Hands-on with Android P on Wear OS: This smartwatch doesn’t need a charger

After officially rebranding Android Wear to Wear OS a few weeks ago, Google has released a developer preview for the Huawei Watch 2 that gives us an early look at some of the improvements Android P will bring to the platform.

The preview system image is available on the Android Developers site, where Google also provides instructions on how to install it through ADB on any Windows, Mac, or Linux computer. The developer preview works on both the standard Watch 2 and the more ritzy Huawei Watch 2 Classic — I’ve been testing it on the latter for a few days now, and making notes of some of the changes made to Wear OS.

The biggest visual change to Wear OS is the dark UI that’s now enabled by default. This isn’t necessarily a new feature — dark mode has been around since Android Wear 2.8 — but having it enabled by default encourages much better power efficiency on watches with AMOLED displays. The Huawei Watch 2 only has to illuminate the pixels for text and icons, leaving out the pitch black background and causing significantly less power drain.

That’s not the only new way that Wear OS conserves power, though. With some exceptions like watch faces, apps can no longer run in the background unless the watch is on its charger. Wireless connections like Bluetooth and WiFi will also automatically turn off when the watch detects that you’re not wearing it. If you have a Huawei Watch 2 with LTE, your cellular radios will be disabled as well.

WiFi no longer turns on automatically when Bluetooth is disconnected.
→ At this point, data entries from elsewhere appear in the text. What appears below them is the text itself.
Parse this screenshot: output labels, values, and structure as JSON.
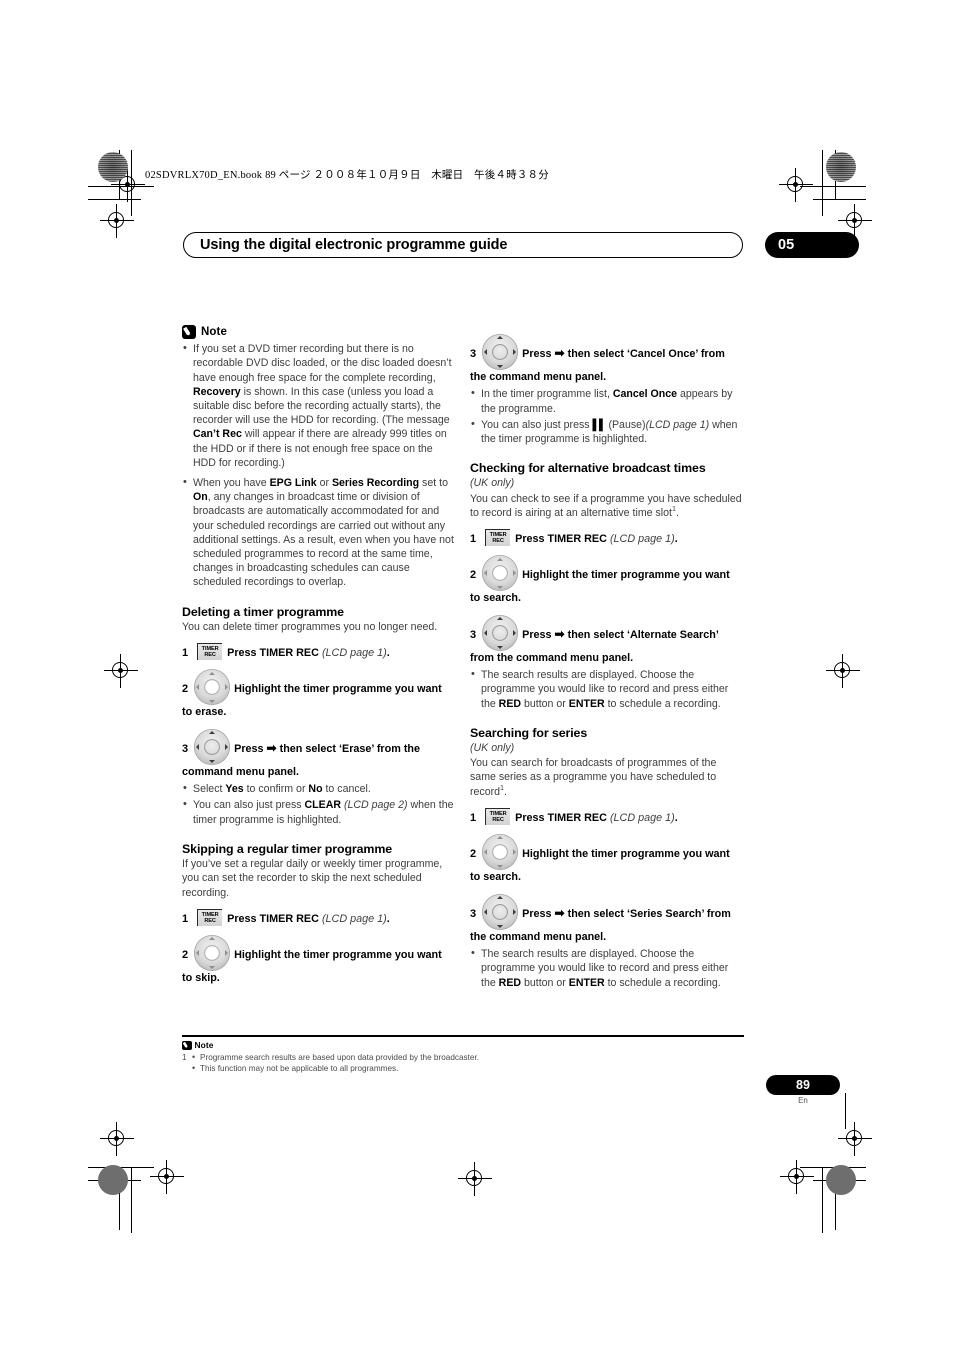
{
  "print_banner": "02SDVRLX70D_EN.book  89 ページ  ２００８年１０月９日　木曜日　午後４時３８分",
  "header": {
    "chapter_title": "Using the digital electronic programme guide",
    "chapter_number": "05"
  },
  "colors": {
    "badge_bg": "#000000",
    "badge_text": "#ffffff",
    "body_text": "#3e3e3e",
    "emphasis_text": "#000000"
  },
  "icons": {
    "note": "pencil-note-icon",
    "timer_rec": "timer-rec-button-icon",
    "dpad": "dpad-cursor-icon",
    "arrow_right": "➡",
    "pause": "▌▌"
  },
  "left_column": {
    "note": {
      "label": "Note",
      "bullets": [
        {
          "runs": [
            {
              "t": "If you set a DVD timer recording but there is no recordable DVD disc loaded, or the disc loaded doesn’t have enough free space for the complete recording, "
            },
            {
              "t": "Recovery",
              "s": "b"
            },
            {
              "t": " is shown. In this case (unless you load a suitable disc before the recording actually starts), the recorder will use the HDD for recording. (The message "
            },
            {
              "t": "Can’t Rec",
              "s": "b"
            },
            {
              "t": " will appear if there are already 999 titles on the HDD or if there is not enough free space on the HDD for recording.)"
            }
          ]
        },
        {
          "runs": [
            {
              "t": "When you have "
            },
            {
              "t": "EPG Link",
              "s": "b"
            },
            {
              "t": " or "
            },
            {
              "t": "Series Recording",
              "s": "b"
            },
            {
              "t": " set to "
            },
            {
              "t": "On",
              "s": "b"
            },
            {
              "t": ", any changes in broadcast time or division of broadcasts are automatically accommodated for and your scheduled recordings are carried out without any additional settings. As a result, even when you have not scheduled programmes to record at the same time, changes in broadcasting schedules can cause scheduled recordings to overlap."
            }
          ]
        }
      ]
    },
    "sections": [
      {
        "heading": "Deleting a timer programme",
        "subheading": "",
        "intro": "You can delete timer programmes you no longer need.",
        "steps": [
          {
            "num": "1",
            "icon": "timer",
            "runs": [
              {
                "t": "Press TIMER REC ",
                "s": "b"
              },
              {
                "t": "(LCD page 1)",
                "s": "it"
              },
              {
                "t": ".",
                "s": "b"
              }
            ],
            "sub": []
          },
          {
            "num": "2",
            "icon": "dpad",
            "runs": [
              {
                "t": "Highlight the timer programme you want to erase.",
                "s": "b"
              }
            ],
            "sub": []
          },
          {
            "num": "3",
            "icon": "dpad-filled",
            "runs": [
              {
                "t": "Press ",
                "s": "b"
              },
              {
                "t": "➡",
                "s": "arrow"
              },
              {
                "t": " then select ‘Erase’ from the command menu panel.",
                "s": "b"
              }
            ],
            "sub": [
              {
                "runs": [
                  {
                    "t": "Select "
                  },
                  {
                    "t": "Yes",
                    "s": "b"
                  },
                  {
                    "t": " to confirm or "
                  },
                  {
                    "t": "No",
                    "s": "b"
                  },
                  {
                    "t": " to cancel."
                  }
                ]
              },
              {
                "runs": [
                  {
                    "t": "You can also just press "
                  },
                  {
                    "t": "CLEAR",
                    "s": "b"
                  },
                  {
                    "t": " "
                  },
                  {
                    "t": "(LCD page 2)",
                    "s": "it"
                  },
                  {
                    "t": " when the timer programme is highlighted."
                  }
                ]
              }
            ]
          }
        ]
      },
      {
        "heading": "Skipping a regular timer programme",
        "subheading": "",
        "intro": "If you’ve set a regular daily or weekly timer programme, you can set the recorder to skip the next scheduled recording.",
        "steps": [
          {
            "num": "1",
            "icon": "timer",
            "runs": [
              {
                "t": "Press TIMER REC ",
                "s": "b"
              },
              {
                "t": "(LCD page 1)",
                "s": "it"
              },
              {
                "t": ".",
                "s": "b"
              }
            ],
            "sub": []
          },
          {
            "num": "2",
            "icon": "dpad",
            "runs": [
              {
                "t": "Highlight the timer programme you want to skip.",
                "s": "b"
              }
            ],
            "sub": []
          }
        ]
      }
    ]
  },
  "right_column": {
    "continued_step": {
      "num": "3",
      "icon": "dpad-filled",
      "runs": [
        {
          "t": "Press ",
          "s": "b"
        },
        {
          "t": "➡",
          "s": "arrow"
        },
        {
          "t": " then select ‘Cancel Once’ from the command menu panel.",
          "s": "b"
        }
      ],
      "sub": [
        {
          "runs": [
            {
              "t": "In the timer programme list, "
            },
            {
              "t": "Cancel Once",
              "s": "b"
            },
            {
              "t": " appears by the programme."
            }
          ]
        },
        {
          "runs": [
            {
              "t": "You can also just press "
            },
            {
              "t": "▌▌",
              "s": "pause"
            },
            {
              "t": " (Pause)"
            },
            {
              "t": "(LCD page 1)",
              "s": "it"
            },
            {
              "t": " when the timer programme is highlighted."
            }
          ]
        }
      ]
    },
    "sections": [
      {
        "heading": "Checking for alternative broadcast times",
        "subheading": "(UK only)",
        "intro_runs": [
          {
            "t": "You can check to see if a programme you have scheduled to record is airing at an alternative time slot"
          },
          {
            "t": "1",
            "s": "sup"
          },
          {
            "t": "."
          }
        ],
        "steps": [
          {
            "num": "1",
            "icon": "timer",
            "runs": [
              {
                "t": "Press TIMER REC ",
                "s": "b"
              },
              {
                "t": "(LCD page 1)",
                "s": "it"
              },
              {
                "t": ".",
                "s": "b"
              }
            ],
            "sub": []
          },
          {
            "num": "2",
            "icon": "dpad",
            "runs": [
              {
                "t": "Highlight the timer programme you want to search.",
                "s": "b"
              }
            ],
            "sub": []
          },
          {
            "num": "3",
            "icon": "dpad-filled",
            "runs": [
              {
                "t": "Press ",
                "s": "b"
              },
              {
                "t": "➡",
                "s": "arrow"
              },
              {
                "t": " then select ‘Alternate Search’ from the command menu panel.",
                "s": "b"
              }
            ],
            "sub": [
              {
                "runs": [
                  {
                    "t": "The search results are displayed. Choose the programme you would like to record and press either the "
                  },
                  {
                    "t": "RED",
                    "s": "b"
                  },
                  {
                    "t": " button or "
                  },
                  {
                    "t": "ENTER",
                    "s": "b"
                  },
                  {
                    "t": " to schedule a recording."
                  }
                ]
              }
            ]
          }
        ]
      },
      {
        "heading": "Searching for series",
        "subheading": "(UK only)",
        "intro_runs": [
          {
            "t": "You can search for broadcasts of programmes of the same series as a programme you have scheduled to record"
          },
          {
            "t": "1",
            "s": "sup"
          },
          {
            "t": "."
          }
        ],
        "steps": [
          {
            "num": "1",
            "icon": "timer",
            "runs": [
              {
                "t": "Press TIMER REC ",
                "s": "b"
              },
              {
                "t": "(LCD page 1)",
                "s": "it"
              },
              {
                "t": ".",
                "s": "b"
              }
            ],
            "sub": []
          },
          {
            "num": "2",
            "icon": "dpad",
            "runs": [
              {
                "t": "Highlight the timer programme you want to search.",
                "s": "b"
              }
            ],
            "sub": []
          },
          {
            "num": "3",
            "icon": "dpad-filled",
            "runs": [
              {
                "t": "Press ",
                "s": "b"
              },
              {
                "t": "➡",
                "s": "arrow"
              },
              {
                "t": " then select ‘Series Search’ from the command menu panel.",
                "s": "b"
              }
            ],
            "sub": [
              {
                "runs": [
                  {
                    "t": "The search results are displayed. Choose the programme you would like to record and press either the "
                  },
                  {
                    "t": "RED",
                    "s": "b"
                  },
                  {
                    "t": " button or "
                  },
                  {
                    "t": "ENTER",
                    "s": "b"
                  },
                  {
                    "t": " to schedule a recording."
                  }
                ]
              }
            ]
          }
        ]
      }
    ]
  },
  "footnote": {
    "label": "Note",
    "marker": "1",
    "items": [
      "Programme search results are based upon data provided by the broadcaster.",
      "This function may not be applicable to all programmes."
    ]
  },
  "footer": {
    "page_number": "89",
    "language_code": "En"
  }
}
In the past, this has been a measure to continue seamlessly receiving notifications when you’re not connected to your phone, but moving forward you’ll need to turn on WiFi manually if you want to keep on top of new notifications. This may seem like an annoyance, but it’s a good way to keep your power consumption low when, for example, you’re at the gym and only brought your watch to stream music to your headphones.

Android P doesn’t revitalize Wear OS, but it reminds us that it’s not dead just yet.

In the Wear OS release notes, Google lists a few known issues, but they’re mostly related to filing bug reports. For the most part, the Android P developer preview has been perfectly stable, though one usability issue to bear in mind is that the Watch 2 sometimes has trouble accepting incoming phone calls. If you like to handle most of your calls from your smartwatch, you may want to hold off on the developer preview build for now.

It’s great to see Google finally giving its wearables some attention again, but I fear it may be too little, too late. The Wear OS selection has been dwindling for years, and the Huawei Watch 2 is already over a year old — how much does new software matter without any new hardware to demonstrate it on? Still, even in their diminished state, smartwatches offer a number of conveniences for the right kinds of people, and it’s good to know that Google hasn’t completely given up on the market.

Are you still interested in Wear OS and smartwatches in general? And if you have a Huawei Watch 2, would you or have you installed the developer preview? Let us know in the comments below!